Well, it seems that when Gilla Roos closed, they left a lot of actors hanging out to dry. Just from the couple of people who have contacted us, we can calculate over $25,000 in losses, and there has got to be a lot more. These actors cannot afford to get stiffed.
What is the recourse when an agency goes belly up and owes you money? Unfortunately, not much, unless you are smart and move quickly. Some suggestions:
1. Don’t go it alone. One person owed $4,000 has a lot less clout than 60 people owed $4,000 each. Team up, and you have the best chance of getting paid. This is what is known as a class action lawsuit. Start searching Google for others who may have had the same thing happen; or, if that doesn't yield results, make posts in forums and on blogs so you CAN find these people. Someone has already started collecting people for the Gilla Roos situation, and you can contact her at GillaRoosAction@gmail.com. If you are owed money, you must reach out to every other actor who is owed money and team up. You may not see all of your money, but there is a chance you may see some.
2. Find your contract with dates worked and any and all correspondences. Anything in print is going to be better then he said/she said, and that will never hold up in court.
3. Don’t bug the agents. Usually they are owed money too when this happens. It is the owner of the company that is liable, and so they can be an ally. It won’t help to harass them.
4. If an agency owner knowingly took your money and bought a new car or enriched themselves in another way, it might be criminal depending on what state you are in (and ought to be, regardless). Talk to a lawyer and do a little research. There are state laws governing the operation of an agency and you should research if there are any laws that protect you in your state, and a threat to call the Better Business Bureau can yield results (read: landlords in NYC). Also, if the organization is a SAG franchise, you may be able to bring your grievance to SAG. If you feel money owed has been taken fraudulently, you should contact your state’s attorney general’s office (New York: www.oag.state.ny.us/contact.html California: www.ag.ca.gov/contact/index.php ) They may not take on the grievance, but if they do, look out!
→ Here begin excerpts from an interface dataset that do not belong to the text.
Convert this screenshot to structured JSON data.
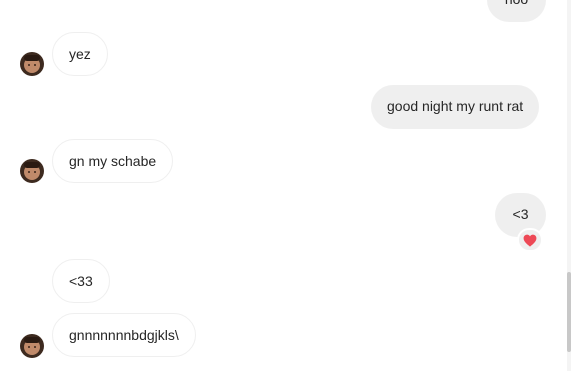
{
  "messages": [
    {
      "direction": "outgoing",
      "text": "noo"
    },
    {
      "direction": "incoming",
      "text": "yez",
      "avatar": true
    },
    {
      "direction": "outgoing",
      "text": "good night my runt rat"
    },
    {
      "direction": "incoming",
      "text": "gn my schabe",
      "avatar": true
    },
    {
      "direction": "outgoing",
      "text": "<3",
      "reaction": "heart-icon"
    },
    {
      "direction": "incoming",
      "text": "<33",
      "avatar": false
    },
    {
      "direction": "incoming",
      "text": "gnnnnnnnbdgjkls\\",
      "avatar": true
    }
  ],
  "colors": {
    "incoming_bubble_bg": "#ffffff",
    "incoming_bubble_border": "#efefef",
    "outgoing_bubble_bg": "#efefef",
    "text": "#262626",
    "reaction_heart": "#ed4956"
  }
}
All actors are affected when something like this happens, either directly or indirectly. Use this as an excuse to arm yourself with knowledge of the ins and outs of your industry. It’s your business, too.